"It is not possible to conclude on the simple basis of the fact that a trader, in a comparison list, compares his product with a product identified by a well known mark that the advertiser takes unfair advantage of that mark’s reputation," it said.

Mengozzi said that neither can it be assumed that the public will be confused and think that the advertised product is associated with those it is compared to.

"It is for the national court to determine whether that advantage is unfair in the light of all the relevant individual circumstances of the case," he said.

Mengozzi said that the Misleading Advertising Directive means that companies are not allowed to advertise their goods as being manufactured in imitation of another company's goods, but that it can say that it shares their characteristics.

"[The Misleading Advertising Directive] does not prohibit an advertisement solely on the ground that it states that the advertiser’s product has an essential characteristic that is identical with that of a product bearing a protected trade mark, including well known marks," he said.

Mengozzi said that EU law backed comparative advertising as a welcome activity.

"The fact should not be overlooked that [the Comparative Advertising Directive] clearly expresses the Community legislature’s intention that comparative advertising should be encouraged, as it is a legitimate means of informing consumers and stimulating competition between suppliers of goods and services to the consumer’s advantage," said the opinion. "Nor should [be overlooked] the settled case law according to which ‘the conditions required of comparative advertising must be interpreted in the sense most favourable to it’."

The opinion did back trade mark holders in one regard, though. It said that the use of a trade mark in comparative advertising can be unfair if the use is "without due cause".

Mengozzi said that 'due cause' had to be something other than simply the advantage to be gained by the association with the trade mark, and that whether the use was unfair would depend on the facts of the case.

He said that where there is unfair use it should be stopped even when there is no damage to the effectiveness of the trade mark or to the trade mark owner's sales.

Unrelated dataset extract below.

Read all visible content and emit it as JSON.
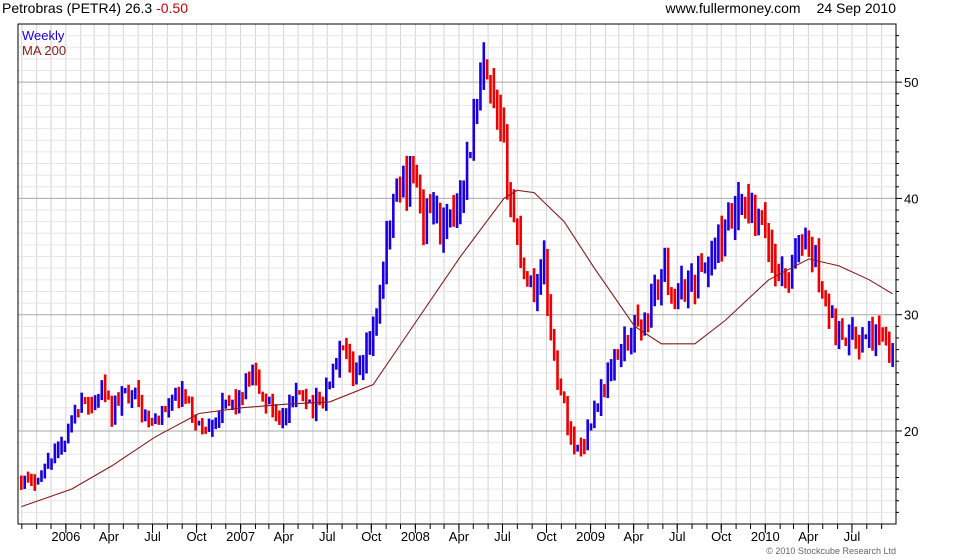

"This will be good for rights holders in that taking unfair advantage of a mark can be established without a set of pre-qualifying criteria as to damages," said Iain Connor, an intellectual property specialist at Pinsent Masons, the law firm behind OUT-LAW.COM.